First Stop – The Hague
A first, essential stopover for this celebration is The Hague, just over a half-an-hour’s train ride from Amsterdam. There you can visit the Gemeentemuseum, which has the world’s largest collection of Mondrian’s works, boasting over 300 exhibits. To mark the centenary of De Stijl, they have organised Mondrian to Dutch Design. 100 years of De Stijl, an annual cycle comprising three exhibitions revolving around the figure of Mondrian and the De Stijl movement.
While you’re in The Hague, be sure to visit the City Hall, designed by architect Richard Meier, the walls of which are used as a huge canvas for displaying Mondrian’s popular grids, filled in with the most emblematic colours of the De Stijl – yellow, blue and red.

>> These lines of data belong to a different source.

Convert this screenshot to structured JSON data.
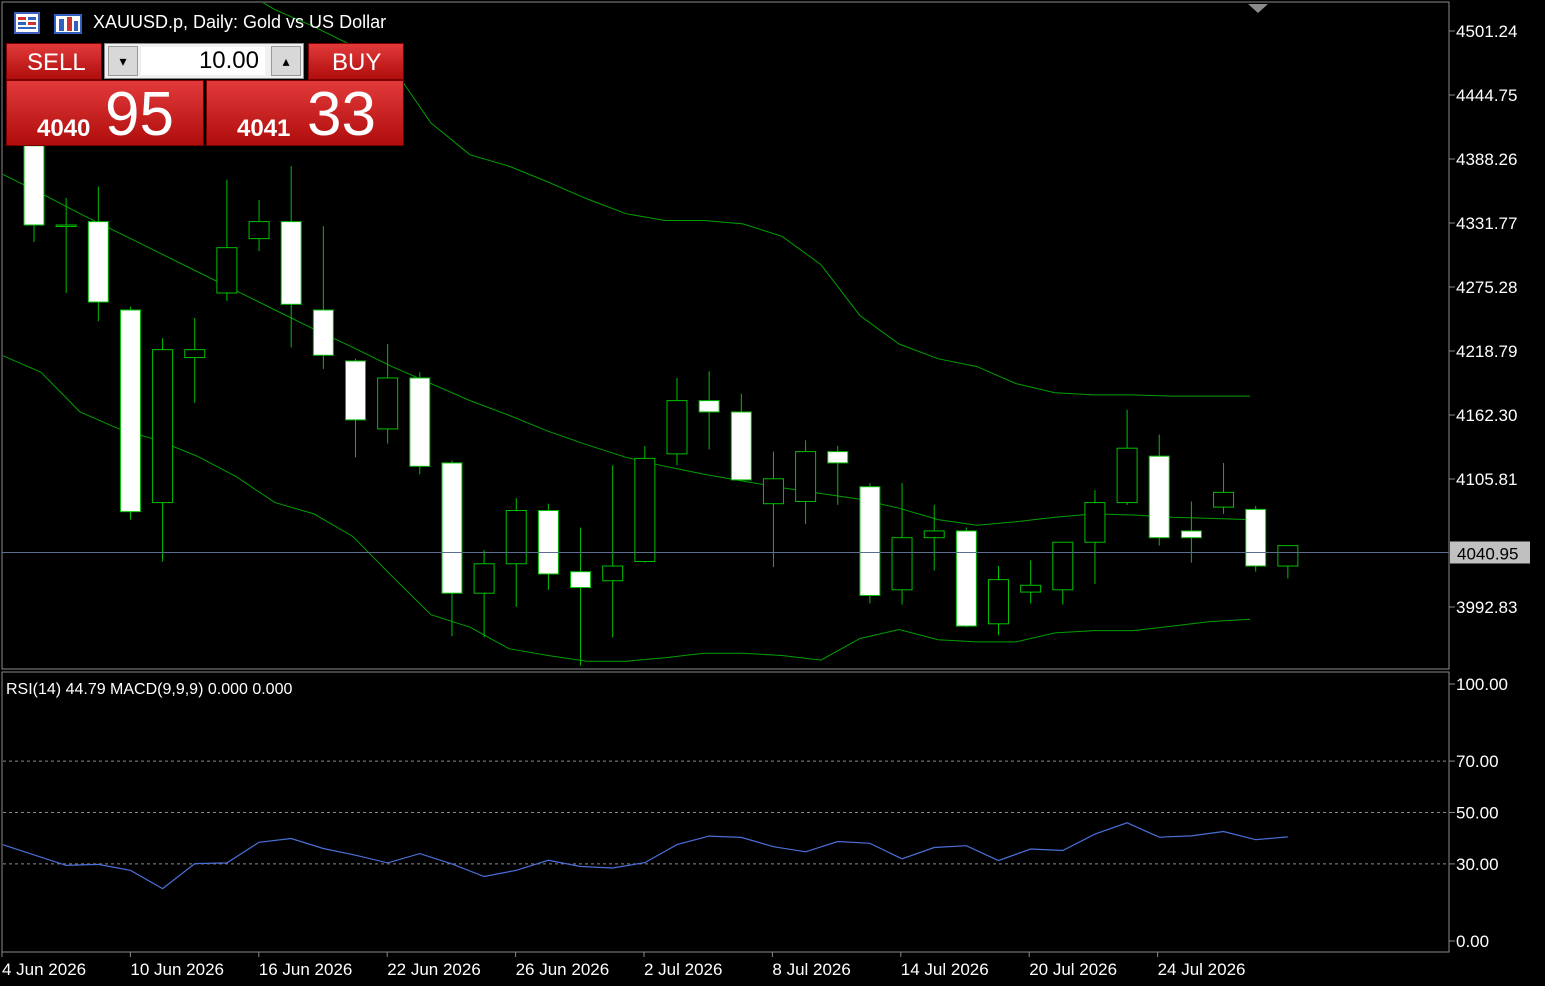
{
  "header": {
    "title": "XAUUSD.p, Daily:  Gold vs US Dollar"
  },
  "trade_panel": {
    "sell_label": "SELL",
    "buy_label": "BUY",
    "lot_value": "10.00",
    "sell_price_small": "4040",
    "sell_price_big": "95",
    "buy_price_small": "4041",
    "buy_price_big": "33"
  },
  "indicator": {
    "label": "RSI(14) 44.79 MACD(9,9,9) 0.000 0.000"
  },
  "colors": {
    "background": "#000000",
    "candle_bull": "#000000",
    "candle_bear": "#ffffff",
    "candle_outline": "#00c000",
    "bands": "#00a000",
    "rsi": "#4a6fd8",
    "current_price_line": "#5a6f8f",
    "trade_button": "#c81e1e"
  },
  "chart_data": [
    {
      "type": "candlestick",
      "title": "XAUUSD.p, Daily:  Gold vs US Dollar",
      "y_ticks": [
        "4501.24",
        "4444.75",
        "4388.26",
        "4331.77",
        "4275.28",
        "4218.79",
        "4162.30",
        "4105.81",
        "3992.83"
      ],
      "ylim": [
        3939,
        4517
      ],
      "x_ticks": [
        "4 Jun 2026",
        "10 Jun 2026",
        "16 Jun 2026",
        "22 Jun 2026",
        "26 Jun 2026",
        "2 Jul 2026",
        "8 Jul 2026",
        "14 Jul 2026",
        "20 Jul 2026",
        "24 Jul 2026"
      ],
      "current_price": 4040.95,
      "current_price_label": "4040.95",
      "candles": [
        {
          "o": 4400,
          "h": 4420,
          "l": 4315,
          "c": 4330
        },
        {
          "o": 4330,
          "h": 4354,
          "l": 4270,
          "c": 4330
        },
        {
          "o": 4333,
          "h": 4364,
          "l": 4245,
          "c": 4262
        },
        {
          "o": 4255,
          "h": 4258,
          "l": 4070,
          "c": 4077
        },
        {
          "o": 4085,
          "h": 4230,
          "l": 4033,
          "c": 4220
        },
        {
          "o": 4213,
          "h": 4248,
          "l": 4173,
          "c": 4220
        },
        {
          "o": 4270,
          "h": 4370,
          "l": 4263,
          "c": 4310
        },
        {
          "o": 4318,
          "h": 4352,
          "l": 4307,
          "c": 4333
        },
        {
          "o": 4333,
          "h": 4382,
          "l": 4222,
          "c": 4260
        },
        {
          "o": 4255,
          "h": 4329,
          "l": 4203,
          "c": 4215
        },
        {
          "o": 4210,
          "h": 4212,
          "l": 4125,
          "c": 4158
        },
        {
          "o": 4150,
          "h": 4225,
          "l": 4137,
          "c": 4195
        },
        {
          "o": 4195,
          "h": 4200,
          "l": 4110,
          "c": 4117
        },
        {
          "o": 4120,
          "h": 4122,
          "l": 3967,
          "c": 4005
        },
        {
          "o": 4005,
          "h": 4043,
          "l": 3966,
          "c": 4031
        },
        {
          "o": 4031,
          "h": 4089,
          "l": 3993,
          "c": 4078
        },
        {
          "o": 4078,
          "h": 4084,
          "l": 4008,
          "c": 4022
        },
        {
          "o": 4024,
          "h": 4063,
          "l": 3941,
          "c": 4010
        },
        {
          "o": 4016,
          "h": 4118,
          "l": 3966,
          "c": 4029
        },
        {
          "o": 4033,
          "h": 4135,
          "l": 4032,
          "c": 4124
        },
        {
          "o": 4128,
          "h": 4195,
          "l": 4118,
          "c": 4175
        },
        {
          "o": 4175,
          "h": 4201,
          "l": 4132,
          "c": 4165
        },
        {
          "o": 4165,
          "h": 4181,
          "l": 4110,
          "c": 4105
        },
        {
          "o": 4084,
          "h": 4130,
          "l": 4028,
          "c": 4106
        },
        {
          "o": 4086,
          "h": 4140,
          "l": 4066,
          "c": 4130
        },
        {
          "o": 4130,
          "h": 4135,
          "l": 4083,
          "c": 4120
        },
        {
          "o": 4099,
          "h": 4102,
          "l": 3996,
          "c": 4003
        },
        {
          "o": 4008,
          "h": 4102,
          "l": 3995,
          "c": 4054
        },
        {
          "o": 4054,
          "h": 4083,
          "l": 4025,
          "c": 4060
        },
        {
          "o": 4060,
          "h": 4063,
          "l": 3975,
          "c": 3976
        },
        {
          "o": 3978,
          "h": 4029,
          "l": 3968,
          "c": 4017
        },
        {
          "o": 4006,
          "h": 4034,
          "l": 3996,
          "c": 4012
        },
        {
          "o": 4008,
          "h": 4043,
          "l": 3995,
          "c": 4050
        },
        {
          "o": 4050,
          "h": 4096,
          "l": 4013,
          "c": 4085
        },
        {
          "o": 4085,
          "h": 4167,
          "l": 4083,
          "c": 4133
        },
        {
          "o": 4126,
          "h": 4145,
          "l": 4047,
          "c": 4054
        },
        {
          "o": 4060,
          "h": 4086,
          "l": 4032,
          "c": 4054
        },
        {
          "o": 4081,
          "h": 4120,
          "l": 4075,
          "c": 4094
        },
        {
          "o": 4079,
          "h": 4082,
          "l": 4024,
          "c": 4029
        },
        {
          "o": 4029,
          "h": 4046,
          "l": 4018,
          "c": 4047
        }
      ],
      "band_upper": [
        4615,
        4610,
        4600,
        4590,
        4575,
        4560,
        4540,
        4520,
        4505,
        4488,
        4470,
        4420,
        4392,
        4382,
        4368,
        4353,
        4340,
        4334,
        4334,
        4331,
        4320,
        4295,
        4250,
        4225,
        4212,
        4205,
        4190,
        4182,
        4180,
        4180,
        4179,
        4179,
        4179
      ],
      "band_middle": [
        4375,
        4358,
        4340,
        4323,
        4306,
        4289,
        4272,
        4255,
        4238,
        4222,
        4205,
        4190,
        4175,
        4162,
        4148,
        4136,
        4125,
        4117,
        4110,
        4104,
        4098,
        4093,
        4088,
        4080,
        4070,
        4065,
        4068,
        4072,
        4075,
        4074,
        4072,
        4071,
        4070
      ],
      "band_lower": [
        4215,
        4200,
        4165,
        4150,
        4140,
        4126,
        4108,
        4085,
        4075,
        4055,
        4020,
        3986,
        3975,
        3956,
        3950,
        3945,
        3945,
        3948,
        3952,
        3952,
        3950,
        3946,
        3965,
        3973,
        3964,
        3962,
        3962,
        3970,
        3972,
        3972,
        3976,
        3980,
        3982
      ],
      "band_x_start": 22
    },
    {
      "type": "line",
      "title": "RSI(14) 44.79 MACD(9,9,9) 0.000 0.000",
      "y_ticks": [
        "100.00",
        "70.00",
        "50.00",
        "30.00",
        "0.00"
      ],
      "ylim": [
        0,
        100
      ],
      "levels": [
        70,
        50,
        30
      ],
      "series": [
        {
          "values": [
            37.6,
            29.4,
            29.8,
            27.5,
            20.4,
            30.1,
            30.4,
            38.4,
            39.9,
            36.0,
            33.4,
            30.4,
            34.0,
            30.0,
            25.1,
            27.5,
            31.4,
            29.0,
            28.4,
            30.5,
            37.5,
            40.8,
            40.3,
            36.7,
            34.7,
            38.7,
            38.0,
            32.0,
            36.4,
            37.1,
            31.3,
            35.8,
            35.2,
            41.6,
            46.0,
            40.4,
            40.9,
            42.6,
            39.4,
            40.5
          ]
        }
      ]
    }
  ]
}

Celebrating De Stijl Architecture in Utrecht
Utrecht houses one of the leading icons of the De Stijl movement, the Rietveld Schröder House. Regarded as Rietveld’s crowning achievement and built in 1924, its design adheres to the movement’s tenets, dominated by planes and lines to form flexible spaces. This was highly innovative at the time and the house also features a generous dose of primary colours in its decoration. It is currently a UNESCO World Heritage Site and is part of Utrecht’s Centraal Museum collection. Incidentally, the latter is hosting an exhibition, lasting until 11 June, entitled Rietveld’s Masterpiece; Long live De Stijl! dedicated to Rietveld’s career, as well as his links to other artists in the movement such as Bart van der Leck, Theo van Doesburg and Willem van Leusden.

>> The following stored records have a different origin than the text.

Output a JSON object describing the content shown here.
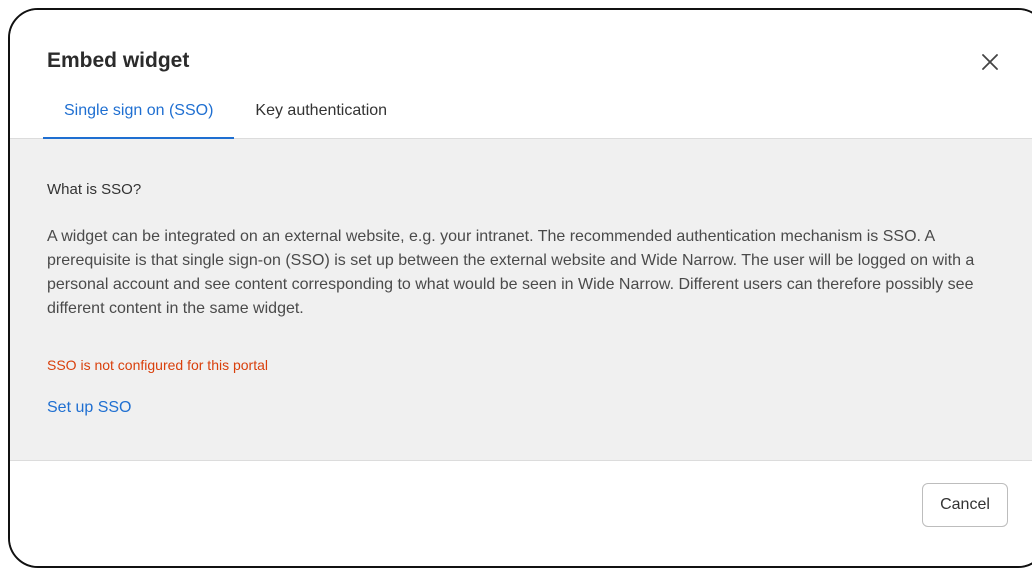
{
  "dialog": {
    "title": "Embed widget",
    "close_icon": "close-icon"
  },
  "tabs": [
    {
      "label": "Single sign on (SSO)",
      "active": true
    },
    {
      "label": "Key authentication",
      "active": false
    }
  ],
  "content": {
    "heading": "What is SSO?",
    "description": "A widget can be integrated on an external website, e.g. your intranet. The recommended authentication mechanism is SSO. A prerequisite is that single sign-on (SSO) is set up between the external website and Wide Narrow. The user will be logged on with a personal account and see content corresponding to what would be seen in Wide Narrow. Different users can therefore possibly see different content in the same widget.",
    "error": "SSO is not configured for this portal",
    "setup_link": "Set up SSO"
  },
  "footer": {
    "cancel_label": "Cancel"
  },
  "colors": {
    "accent": "#1f6fd1",
    "error": "#d93f0b",
    "panel_background": "#f0f0f0"
  }
}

Leiden and Drachten – Spotlighting Theo van Doesburg, the Founder of De Stijl
Another two stopovers on our centenary route of the De Stijl are Leiden and Drachten. Leiden was where Theo van Doesburg published his first issue of the magazine, De Stijl, leading to the birth of the new movement. Here, from 2 June to 27 September, you can visit the exhibition, Open-Air Museum de Lakenhal, featuring a prototype of “Maison d’Artiste”, the work of Theo van Doesburg and Cor van Eesteren.

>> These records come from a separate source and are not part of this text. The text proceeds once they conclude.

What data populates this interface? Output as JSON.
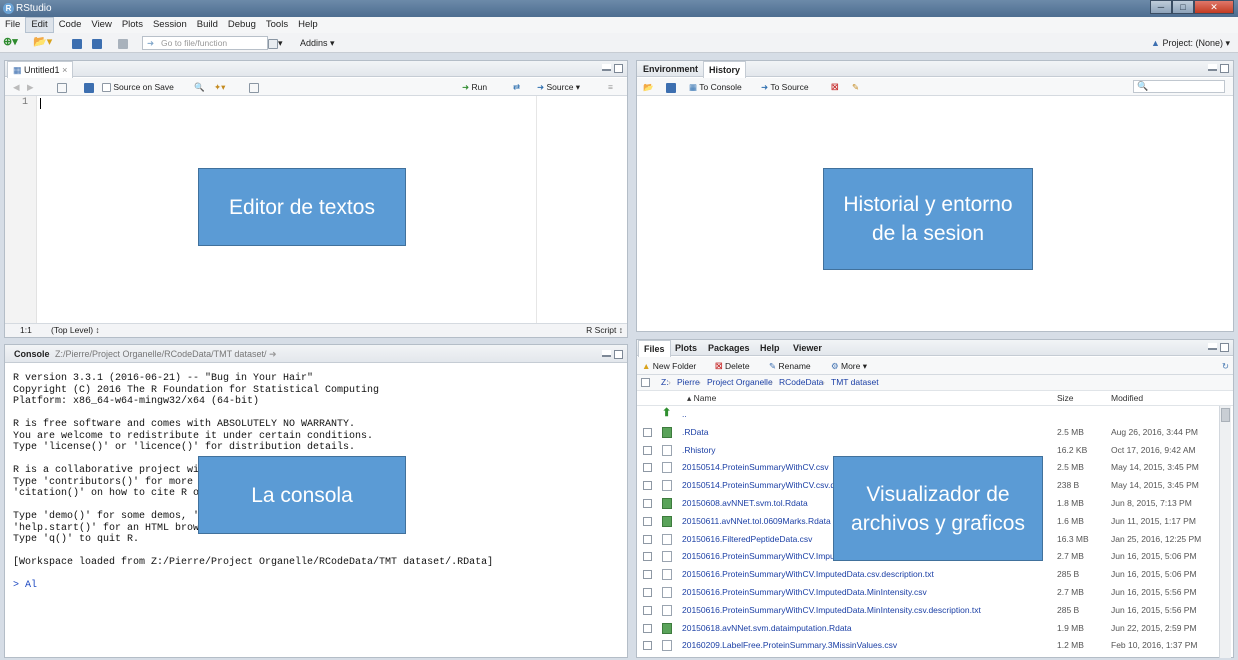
{
  "window": {
    "title": "RStudio",
    "icon": "R"
  },
  "menu": [
    "File",
    "Edit",
    "Code",
    "View",
    "Plots",
    "Session",
    "Build",
    "Debug",
    "Tools",
    "Help"
  ],
  "toolbar": {
    "goto_placeholder": "Go to file/function",
    "addins": "Addins ▾",
    "project": "Project: (None) ▾"
  },
  "editor": {
    "tab": "Untitled1",
    "source_on_save": "Source on Save",
    "run": "Run",
    "source": "Source",
    "line_number": "1",
    "status_position": "1:1",
    "status_scope": "(Top Level) ↕",
    "status_type": "R Script ↕",
    "annotation": "Editor de textos"
  },
  "env": {
    "tabs": [
      "Environment",
      "History"
    ],
    "to_console": "To Console",
    "to_source": "To Source",
    "annotation_line1": "Historial y entorno",
    "annotation_line2": "de la sesion"
  },
  "console": {
    "title": "Console",
    "path": "Z:/Pierre/Project Organelle/RCodeData/TMT dataset/",
    "lines": [
      "R version 3.3.1 (2016-06-21) -- \"Bug in Your Hair\"",
      "Copyright (C) 2016 The R Foundation for Statistical Computing",
      "Platform: x86_64-w64-mingw32/x64 (64-bit)",
      "",
      "R is free software and comes with ABSOLUTELY NO WARRANTY.",
      "You are welcome to redistribute it under certain conditions.",
      "Type 'license()' or 'licence()' for distribution details.",
      "",
      "R is a collaborative project wi",
      "Type 'contributors()' for more",
      "'citation()' on how to cite R o",
      "",
      "Type 'demo()' for some demos, '",
      "'help.start()' for an HTML brow",
      "Type 'q()' to quit R.",
      "",
      "[Workspace loaded from Z:/Pierre/Project Organelle/RCodeData/TMT dataset/.RData]",
      ""
    ],
    "prompt": "> Al",
    "annotation": "La consola"
  },
  "files": {
    "tabs": [
      "Files",
      "Plots",
      "Packages",
      "Help",
      "Viewer"
    ],
    "new_folder": "New Folder",
    "delete": "Delete",
    "rename": "Rename",
    "more": "More ▾",
    "breadcrumb": [
      "Z:",
      "Pierre",
      "Project Organelle",
      "RCodeData",
      "TMT dataset"
    ],
    "col_name": "▴ Name",
    "col_size": "Size",
    "col_modified": "Modified",
    "annotation_line1": "Visualizador de",
    "annotation_line2": "archivos y graficos",
    "rows": [
      {
        "name": "..",
        "size": "",
        "modified": "",
        "icon": "up"
      },
      {
        "name": ".RData",
        "size": "2.5 MB",
        "modified": "Aug 26, 2016, 3:44 PM",
        "icon": "r"
      },
      {
        "name": ".Rhistory",
        "size": "16.2 KB",
        "modified": "Oct 17, 2016, 9:42 AM",
        "icon": "doc"
      },
      {
        "name": "20150514.ProteinSummaryWithCV.csv",
        "size": "2.5 MB",
        "modified": "May 14, 2015, 3:45 PM",
        "icon": "csv"
      },
      {
        "name": "20150514.ProteinSummaryWithCV.csv.description.txt",
        "size": "238 B",
        "modified": "May 14, 2015, 3:45 PM",
        "icon": "doc"
      },
      {
        "name": "20150608.avNNET.svm.tol.Rdata",
        "size": "1.8 MB",
        "modified": "Jun 8, 2015, 7:13 PM",
        "icon": "r"
      },
      {
        "name": "20150611.avNNet.tol.0609Marks.Rdata",
        "size": "1.6 MB",
        "modified": "Jun 11, 2015, 1:17 PM",
        "icon": "r"
      },
      {
        "name": "20150616.FilteredPeptideData.csv",
        "size": "16.3 MB",
        "modified": "Jan 25, 2016, 12:25 PM",
        "icon": "csv"
      },
      {
        "name": "20150616.ProteinSummaryWithCV.ImputedData.csv",
        "size": "2.7 MB",
        "modified": "Jun 16, 2015, 5:06 PM",
        "icon": "csv"
      },
      {
        "name": "20150616.ProteinSummaryWithCV.ImputedData.csv.description.txt",
        "size": "285 B",
        "modified": "Jun 16, 2015, 5:06 PM",
        "icon": "doc"
      },
      {
        "name": "20150616.ProteinSummaryWithCV.ImputedData.MinIntensity.csv",
        "size": "2.7 MB",
        "modified": "Jun 16, 2015, 5:56 PM",
        "icon": "csv"
      },
      {
        "name": "20150616.ProteinSummaryWithCV.ImputedData.MinIntensity.csv.description.txt",
        "size": "285 B",
        "modified": "Jun 16, 2015, 5:56 PM",
        "icon": "doc"
      },
      {
        "name": "20150618.avNNet.svm.dataimputation.Rdata",
        "size": "1.9 MB",
        "modified": "Jun 22, 2015, 2:59 PM",
        "icon": "r"
      },
      {
        "name": "20160209.LabelFree.ProteinSummary.3MissinValues.csv",
        "size": "1.2 MB",
        "modified": "Feb 10, 2016, 1:37 PM",
        "icon": "csv"
      }
    ]
  }
}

In Drachten, one of the houses in the so-called Parrot District, designed by Theo van Doesburg, will be open to the public during the second half of 2017.
In addition to visiting The Hague, where, as mentioned earlier, one of the largest collections of the artist is on display, those wishing to find out more about one of the leading figures of the De Stijl movement should also see Mondrian’s house of birth, located in Amersfoort, as well as head for Winterswijk, where Mondrian lived from the age of 8 to 20, which also features what is known as the Villa Mondrian.
Book your Vueling to Amsterdam and join in the celebration of the centenary of the De Stijl.
Text by Los Viajes de ISABELYLUISmore info
Seven destinations for travelling alone
You can travel with friends, as a couple, with the family... yes, we know that it's nice to share experiences, but those of us who love travelling recommend that everyone should travel alone at least once in a lifetime! Why? You can get around without having to wait for anyone, make your own decisions and choices, get away from it all... In short, you will be your sole companion. Which are the best places for this? Here is a list of destinations for travelling alone.more info